Dante & Citizenship


“Midway upon the journey of our life I found myself within a forest dark, for the straightforward pathway had been lost.” Dante’s Divine Comedy opens hauntingly with good reason – the poet had received a death sentence in his home city, Florence, and was faced with execution or exile. When we understand this, his opening words could be deemed an understatement.

English: Dante Alighieri's portrait by Sandro ...

English: Dante Alighieri’s portrait by Sandro Botticelli

Dante was embroiled in Florentine political controversy. His party, the Guelphs, supported papal involvement in the state, while the Ghibellines supported the Holy Roman Emperor. While the Guelphs eventually prevailed against the Ghibellines, the party imploded and split into two other warring factions – the Blacks and the Whites. The Blacks maintained shaky control of Florence while the Whites began siding with the once-despised Ghibellines. As a White Guelph, Dante was selected to speak before the papal courts asking the Pope to reconsider his decision to support the Black Guelphs. During this trip the Black party, with the support of Pope Boniface VII and troops from France, gained firm control of Florence and eliminated their opposition. On March 10, 1302, Dante was charged with crimes against the city (specifically barratry, or selling civil offices) and sentenced to die. He remained an exile until the end of his life in 1321. Given these struggles, it is not surprising that political and social issues are generously woven into Dante’s writings. His magnum opus, The Divine Comedy, records numerous encounters and conversation with former Florentine souls, giving the reader a peek into Dante’s idea of citizenship. In Canto VI of the Inferno, where the gluttonous souls are punished, Dante meets Ciacco, a former Florentine citizen about whom we know little.

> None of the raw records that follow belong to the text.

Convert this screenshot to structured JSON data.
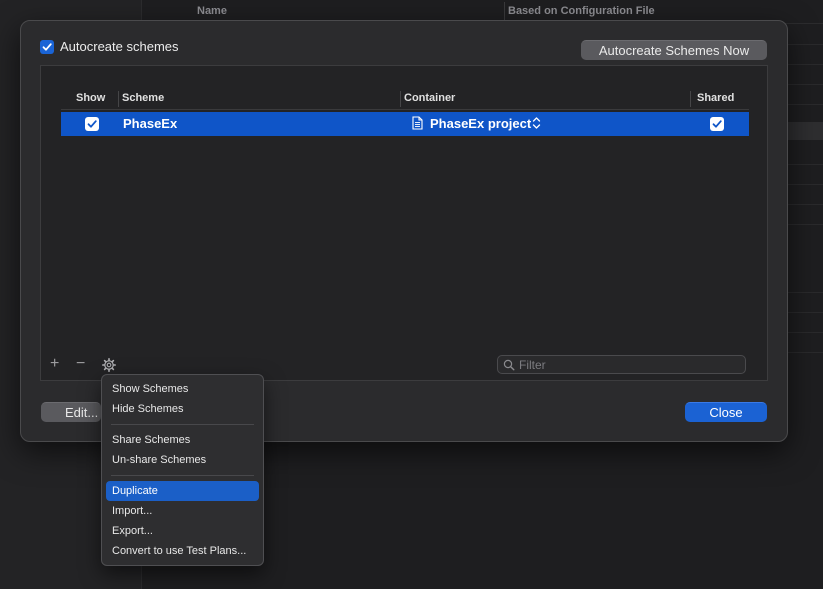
{
  "background": {
    "columns": {
      "name": "Name",
      "based_on": "Based on Configuration File"
    }
  },
  "sheet": {
    "autocreate_label": "Autocreate schemes",
    "autocreate_checked": true,
    "autocreate_now_button": "Autocreate Schemes Now",
    "edit_button": "Edit...",
    "close_button": "Close"
  },
  "table": {
    "headers": {
      "show": "Show",
      "scheme": "Scheme",
      "container": "Container",
      "shared": "Shared"
    },
    "rows": [
      {
        "show": true,
        "scheme": "PhaseEx",
        "container": "PhaseEx project",
        "shared": true,
        "selected": true
      }
    ]
  },
  "toolbar": {
    "add_symbol": "+",
    "remove_symbol": "−",
    "filter_placeholder": "Filter"
  },
  "menu": {
    "items": [
      {
        "label": "Show Schemes"
      },
      {
        "label": "Hide Schemes"
      },
      {
        "label": "Share Schemes"
      },
      {
        "label": "Un-share Schemes"
      },
      {
        "label": "Duplicate",
        "highlighted": true
      },
      {
        "label": "Import..."
      },
      {
        "label": "Export..."
      },
      {
        "label": "Convert to use Test Plans..."
      }
    ]
  },
  "colors": {
    "accent": "#1b62d3",
    "selection": "#0f55c8",
    "sheet_bg": "#2b2b2d"
  },
  "icons": [
    "checkbox-checked-icon",
    "document-icon",
    "updown-chevron-icon",
    "gear-icon",
    "search-icon"
  ]
}
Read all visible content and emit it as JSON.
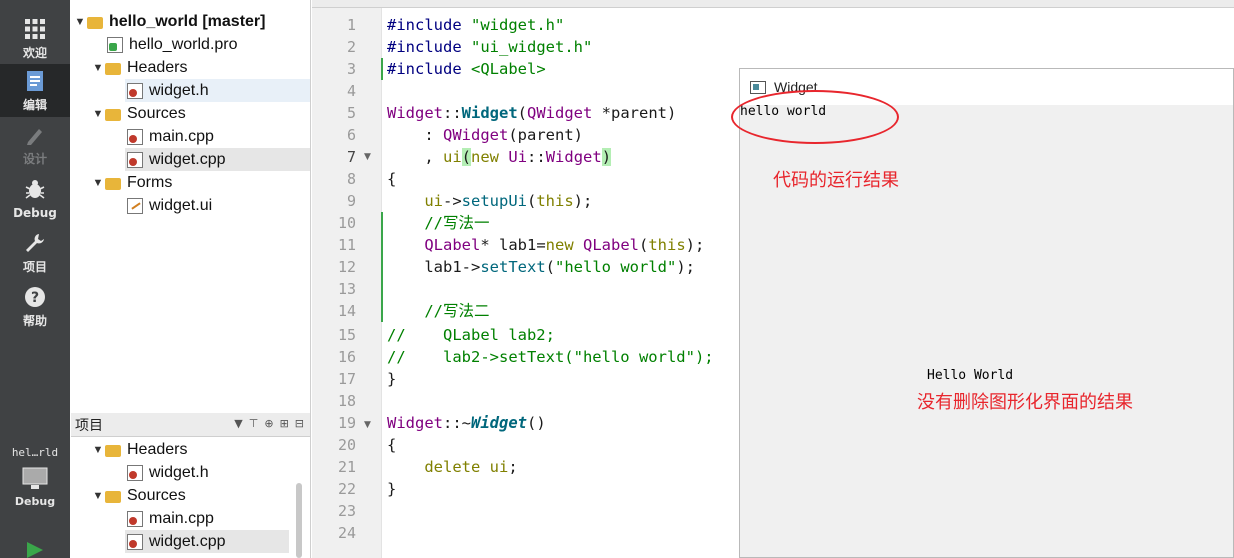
{
  "modebar": {
    "items": [
      {
        "label": "欢迎",
        "icon": "grid-icon"
      },
      {
        "label": "编辑",
        "icon": "edit-document-icon"
      },
      {
        "label": "设计",
        "icon": "pencil-icon"
      },
      {
        "label": "Debug",
        "icon": "bug-icon"
      },
      {
        "label": "项目",
        "icon": "wrench-icon"
      },
      {
        "label": "帮助",
        "icon": "help-icon"
      }
    ],
    "kit_name": "hel…rld",
    "kit_mode": "Debug"
  },
  "project_tree": {
    "root": "hello_world [master]",
    "pro_file": "hello_world.pro",
    "headers_label": "Headers",
    "header_file": "widget.h",
    "sources_label": "Sources",
    "source_main": "main.cpp",
    "source_widget": "widget.cpp",
    "forms_label": "Forms",
    "form_file": "widget.ui"
  },
  "open_docs": {
    "header_title": "项目",
    "headers_label": "Headers",
    "header_file": "widget.h",
    "sources_label": "Sources",
    "source_main": "main.cpp",
    "source_widget": "widget.cpp"
  },
  "editor": {
    "line_numbers": [
      "1",
      "2",
      "3",
      "4",
      "5",
      "6",
      "7",
      "8",
      "9",
      "10",
      "11",
      "12",
      "13",
      "14",
      "15",
      "16",
      "17",
      "18",
      "19",
      "20",
      "21",
      "22",
      "23",
      "24"
    ],
    "current_line": 7
  },
  "widget_window": {
    "title": "Widget",
    "label_new": "hello world",
    "label_designer": "Hello World"
  },
  "annotations": {
    "run_result": "代码的运行结果",
    "designer_result": "没有删除图形化界面的结果"
  },
  "colors": {
    "annotation_red": "#e8262d",
    "modebar_bg": "#404244",
    "preprocessor_blue": "#000080",
    "string_green": "#008000",
    "type_purple": "#800080"
  }
}
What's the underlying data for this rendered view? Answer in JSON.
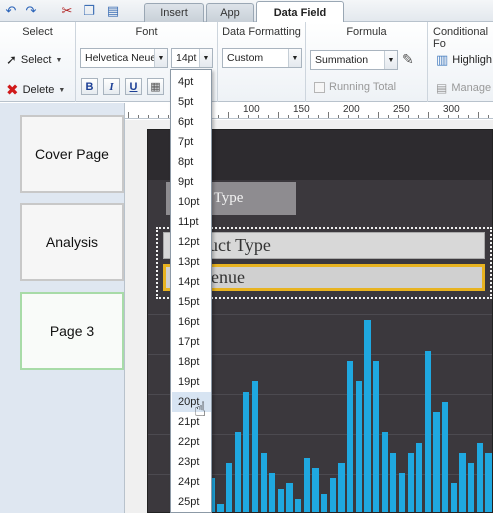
{
  "tabs": [
    {
      "label": "Insert",
      "active": false
    },
    {
      "label": "App",
      "active": false
    },
    {
      "label": "Data Field",
      "active": true
    }
  ],
  "quick_access": [
    "undo-icon",
    "redo-icon",
    "cut-icon",
    "copy-icon",
    "paste-icon"
  ],
  "ribbon": {
    "select_group": {
      "title": "Select",
      "select_label": "Select",
      "delete_label": "Delete"
    },
    "font_group": {
      "title": "Font",
      "font_family": "Helvetica Neue",
      "font_size": "14pt",
      "bold": "B",
      "italic": "I",
      "underline": "U"
    },
    "data_formatting_group": {
      "title": "Data Formatting",
      "format_value": "Custom"
    },
    "formula_group": {
      "title": "Formula",
      "aggregation_value": "Summation",
      "running_total_label": "Running Total"
    },
    "conditional_group": {
      "title": "Conditional Fo",
      "highlight_label": "Highligh",
      "manage_label": "Manage"
    }
  },
  "ruler": {
    "labels": [
      "100",
      "150",
      "200",
      "250",
      "300"
    ]
  },
  "pages": [
    {
      "label": "Cover Page",
      "selected": false
    },
    {
      "label": "Analysis",
      "selected": false
    },
    {
      "label": "Page 3",
      "selected": true
    }
  ],
  "canvas": {
    "title_box_text": "t Type",
    "field1_text": "uct Type",
    "field2_text": "enue"
  },
  "font_size_options": [
    "4pt",
    "5pt",
    "6pt",
    "7pt",
    "8pt",
    "9pt",
    "10pt",
    "11pt",
    "12pt",
    "13pt",
    "14pt",
    "15pt",
    "16pt",
    "17pt",
    "18pt",
    "19pt",
    "20pt",
    "21pt",
    "22pt",
    "23pt",
    "24pt",
    "25pt"
  ],
  "hovered_font_size": "20pt",
  "colors": {
    "accent": "#1fa8e0",
    "selection_border": "#e8b320",
    "dashboard_bg": "#3b383d"
  },
  "chart_data": {
    "type": "bar",
    "values": [
      20,
      35,
      10,
      50,
      80,
      120,
      130,
      60,
      40,
      25,
      30,
      15,
      55,
      45,
      20,
      35,
      50,
      150,
      130,
      190,
      150,
      80,
      60,
      40,
      60,
      70,
      160,
      100,
      110,
      30,
      60,
      50,
      70,
      60
    ]
  }
}
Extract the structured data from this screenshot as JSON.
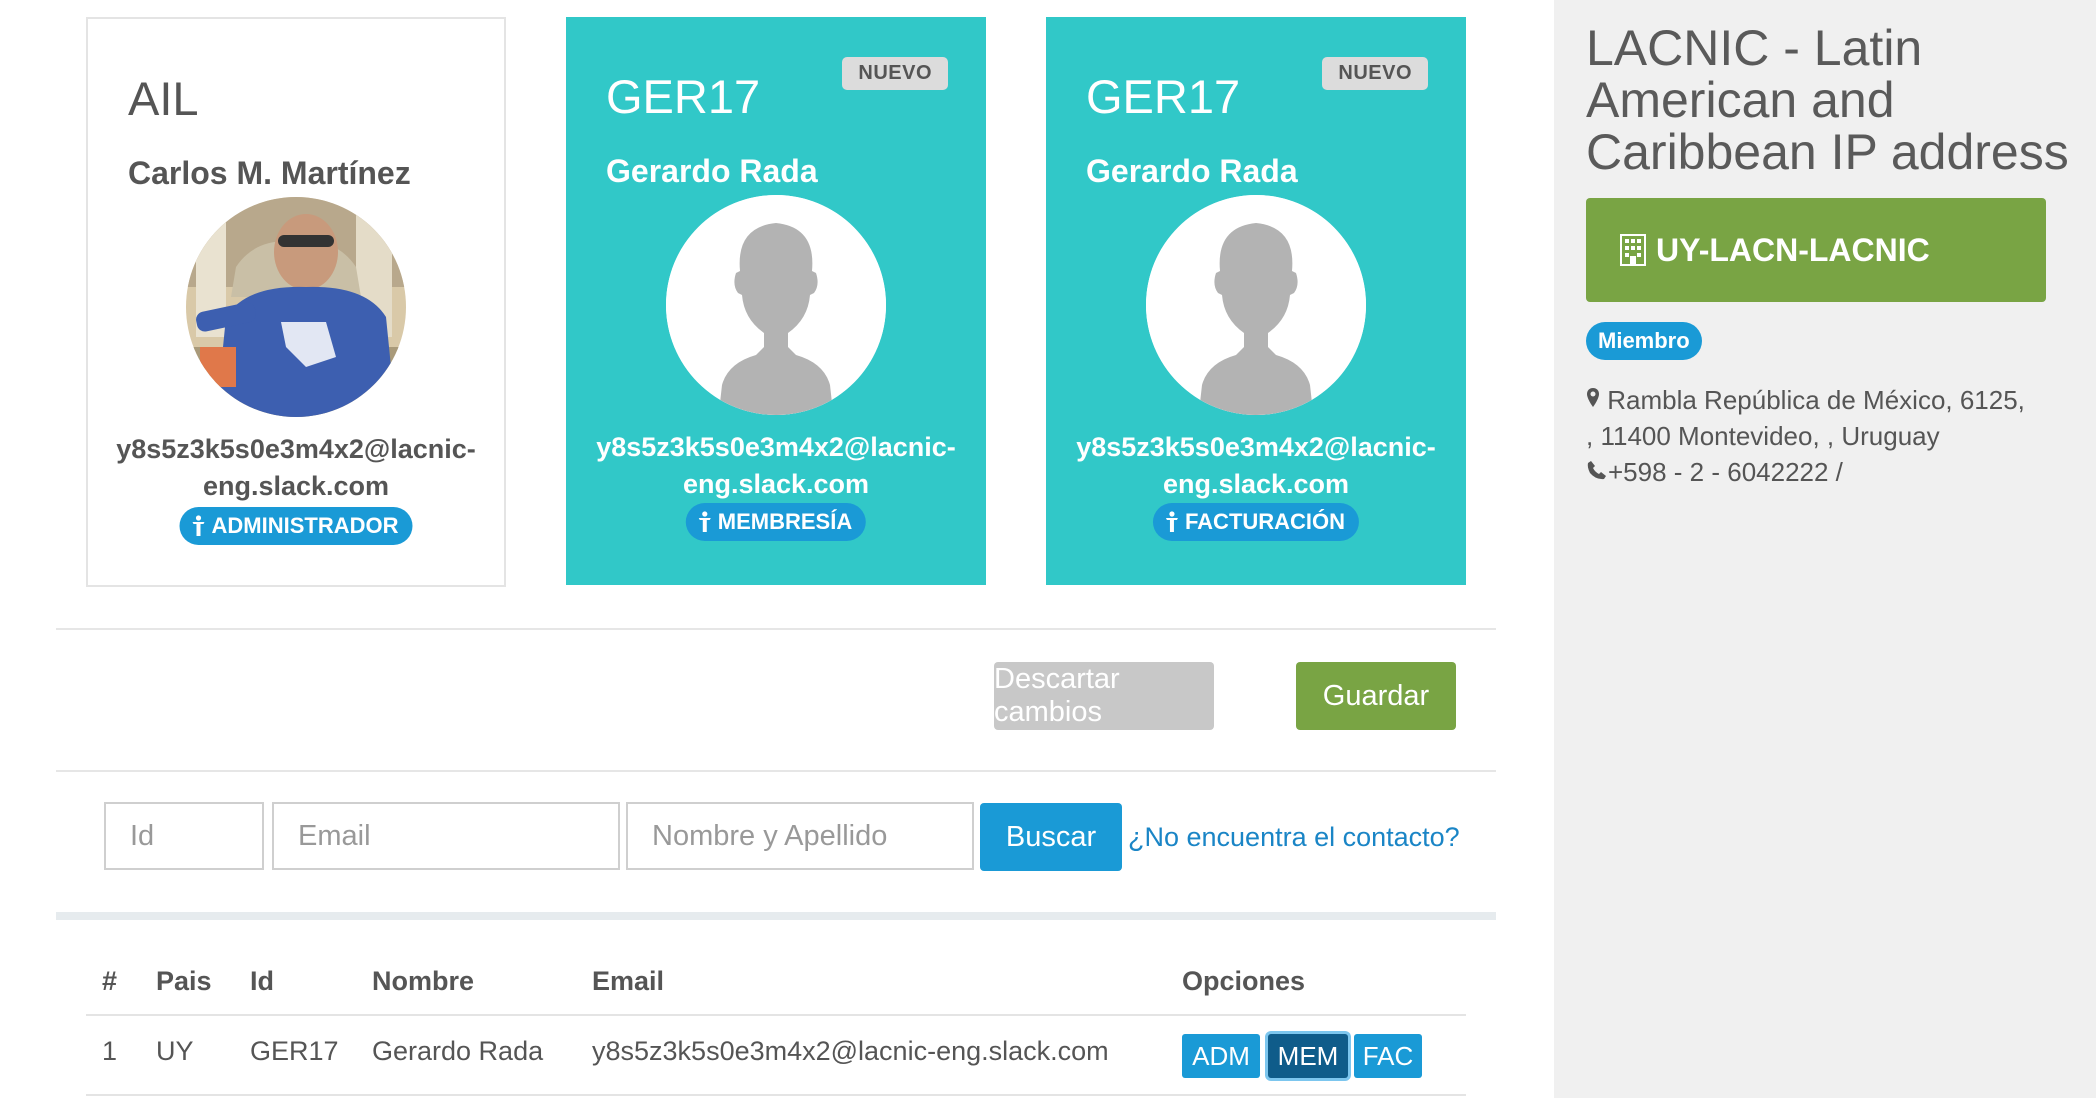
{
  "cards": [
    {
      "id": "AIL",
      "name": "Carlos M. Martínez",
      "email": "y8s5z3k5s0e3m4x2@lacnic-eng.slack.com",
      "role": "ADMINISTRADOR",
      "badge": ""
    },
    {
      "id": "GER17",
      "name": "Gerardo Rada",
      "email": "y8s5z3k5s0e3m4x2@lacnic-eng.slack.com",
      "role": "MEMBRESÍA",
      "badge": "NUEVO"
    },
    {
      "id": "GER17",
      "name": "Gerardo Rada",
      "email": "y8s5z3k5s0e3m4x2@lacnic-eng.slack.com",
      "role": "FACTURACIÓN",
      "badge": "NUEVO"
    }
  ],
  "actions": {
    "discard": "Descartar cambios",
    "save": "Guardar"
  },
  "search": {
    "id_placeholder": "Id",
    "email_placeholder": "Email",
    "name_placeholder": "Nombre y Apellido",
    "button": "Buscar",
    "not_found_link": "¿No encuentra el contacto?"
  },
  "table": {
    "headers": [
      "#",
      "Pais",
      "Id",
      "Nombre",
      "Email",
      "Opciones"
    ],
    "rows": [
      {
        "num": "1",
        "pais": "UY",
        "id": "GER17",
        "nombre": "Gerardo Rada",
        "email": "y8s5z3k5s0e3m4x2@lacnic-eng.slack.com",
        "options": [
          "ADM",
          "MEM",
          "FAC"
        ],
        "selected_option": "MEM"
      }
    ]
  },
  "sidebar": {
    "org_name": "LACNIC - Latin American and Caribbean IP address",
    "org_handle": "UY-LACN-LACNIC",
    "status": "Miembro",
    "address_line1": "Rambla República de México, 6125,",
    "address_line2": ", 11400 Montevideo, , Uruguay",
    "phone": "+598 - 2 - 6042222 /"
  },
  "colors": {
    "teal": "#31c8c8",
    "blue": "#1a9ad6",
    "green": "#79a444",
    "gray_button": "#c8c8c8"
  },
  "icons": [
    "person-icon",
    "map-marker-icon",
    "phone-icon",
    "building-icon"
  ]
}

Dante says,

“Ciacco, thy wretchedness weighs upon me so that it to

weep invites me; but tell me, if thou knowest, to what

shall come the citizens of the divided city; if any there

be just; and the occasion tell me why so much discord

has assailed it” (VI.58-63).

Ciacco responds by “predicting” (Dante wrote in 1308, but the journey is said to take place in 1300) the 1302 expulsion of the Whites from Florence. Several lines later, Dante inquires about other departed Florentines, to which Ciacco replies, “They are among the blacker souls; a different sin downweighs them to the bottom; if thou so far descendest, thou canst see them” (VI.85-87). The sins that “downweigh” these former citizens are varied.

In fact, Dante finds Florentines throughout the circles of hell and shows particular outrage in these sarcastic words of canto XXVI:

“Rejoice, O Florence, since thou art so great, that over

sea and land thou beatest thy wings, and throughout

Hell thy name is spread abroad” (XXVI.1-3)!

In the Purgatorio, Dante encounters other Florentines who, though enduring often painful purging in Purgatory, at least will end up in heaven. Canto IV records a meeting with Belacqua, a friend of Dante and an indolent soul who has not yet been permitted into Purgatory proper. His laziness is so great that Dante describes him as a “massive boulder” and a “heap” (lines 101, 112). Later, in canto XXIII, Dante spoke to Forese Donati, brother of Corso Donati, the head of the Black Guelphs. It seems clear from their conversation that, before the party split, Dante and Forese were friends, as Dante includes no political invectives in the passage.

Forese does, however, have something to say about the growing immodesty of the Florentine women:

“In vision I already see a time – and it is not far distant

from this day – in which the pulpit shall denounce by

writ the shameless jades that Florentines call ladies,

who go about with breasts bare…What Moslem

woman ever has required a priestly discipline, or any

other, before she would go decently attired” (lines 98-

105).

Florentine depravity jumps out even in Purgatory, prompting yet another sharp tirade from Dante in which he refers to his dear city as a “sick woman who cannot rest, though on a feather bed” (VI.152-153). He attributes the violence and instability of Florence to her willingness to “change coinage, custom, law, and office” (VI.149) rather than repent. Dante reunites with many more souls throughout The Divine Comedy